This works both ways: remember, if you are struggling with the situation, the chances are someone you know is also having a hard time. Don’t forget to check in with those who are closest to you—you never know whose day you might brighten.
When we are feeling down, it can be tempting to put others down or look for their faults to make ourselves feel better. But, a 2017 study quoted in Psychology Today found that making a positive difference in someone else’s life and having other compassionate goals had a positive impact on symptoms in a sample of adults with depression, anxiety, or both. “Doing things for other people has the same effect on your body chemistry as doing something for yourself,” says Polly Bagely, a former Doha resident and founder of Follow Your Sunshine Coaching. Lesson learned: helping others helps us too. And what better reason is there to do it?
Focus on You
With more time spent this year indoors (and in our family’s pockets), there is less time for ourselves. Still, there are plenty of ways to get some alone time, from getting up a few minutes before everyone else to going for a pampering session at your local spa. Even making the effort to put on nice clothes or having a longer-than-normal shower can do wonders for how you feel about yourself. If you’re feeling energetic, how about learning something new or putting yourself out there by making a new friend or making a big leap in your professional life?
Trust Your Instincts
Ultimately, the overriding message of this article is to be kind to yourself. Know your boundaries and triggers as well as those of your family. Cut yourself some slack—there are no prizes for getting the most work done during blended learning, and the costs of ignoring your mental health could be too much to bear. Stay grounded in your own life and stay attentive and intentional. Know when trouble is looming and when something is really wrong or in need of intervention. The solution might be as simple as some help from your child’s school who will be more than happy to help support you.

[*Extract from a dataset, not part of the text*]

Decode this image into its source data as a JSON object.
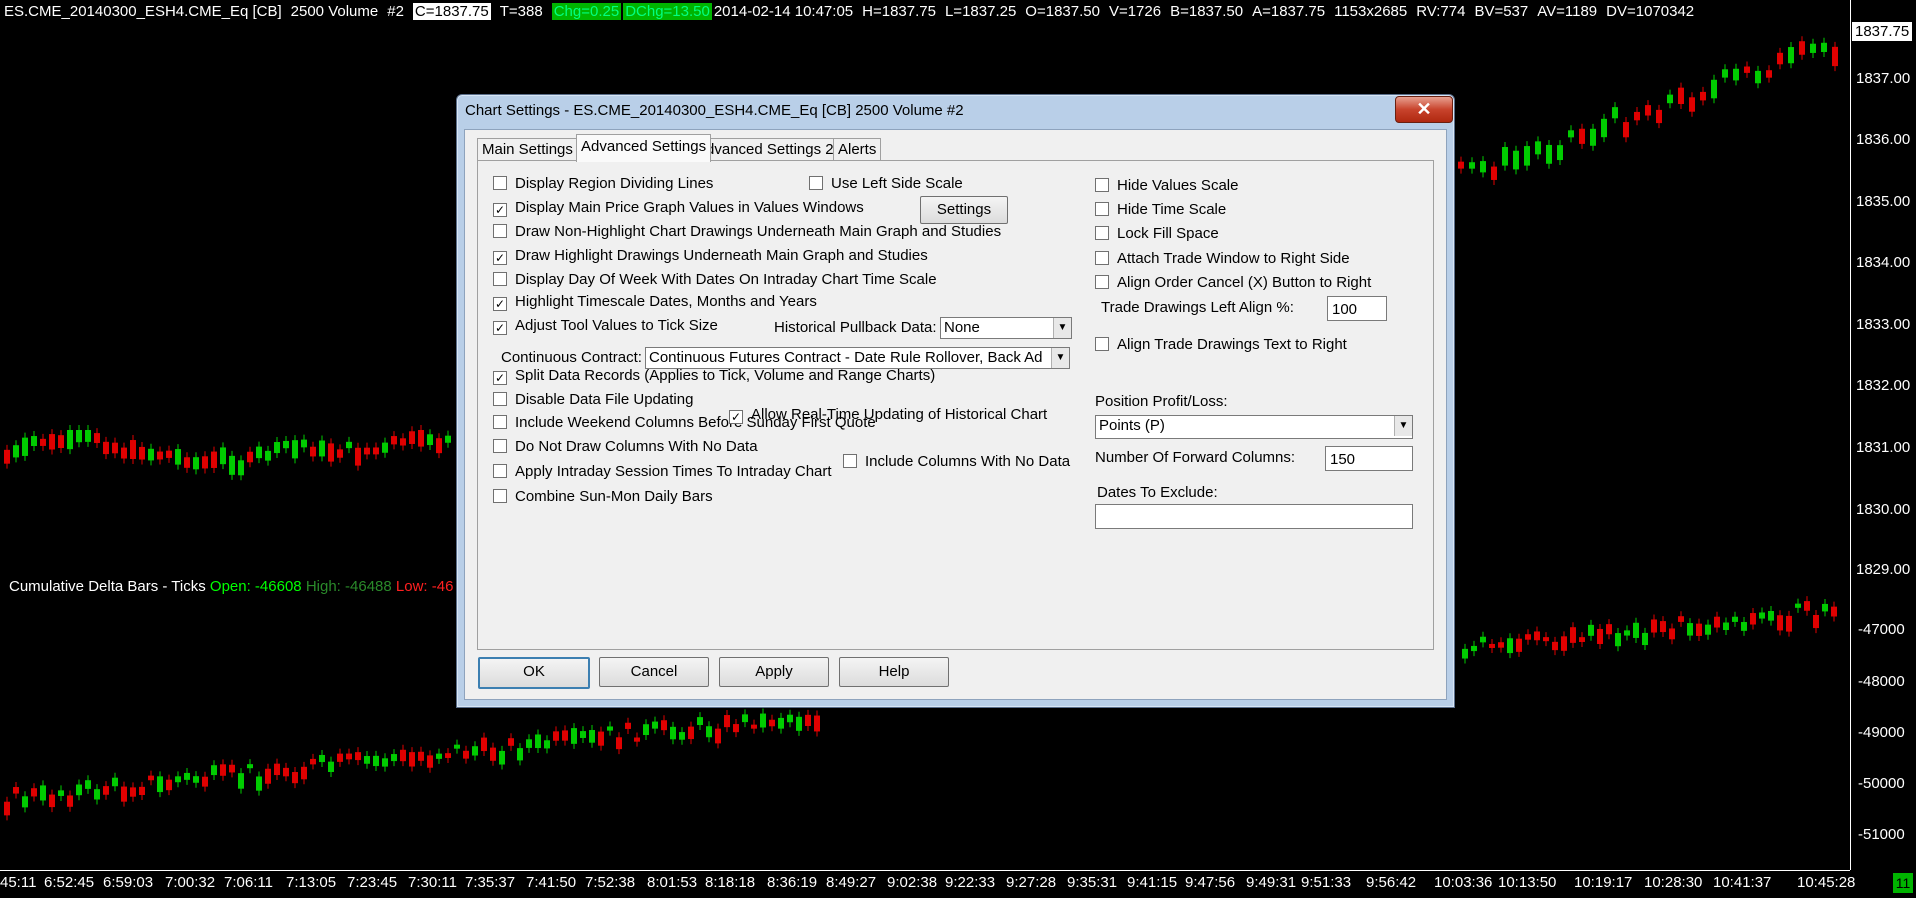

Ultimately, you might have tried all of these suggestions and more. You might have gone as far as you can to make things better, but it is still hard to cope. If that is the case, there are many options available to you in Qatar to get professional mental or physical health help. Remember that you do not have to do all of this alone and that it is okay to get help so you can be the best version of yourself for you and your family.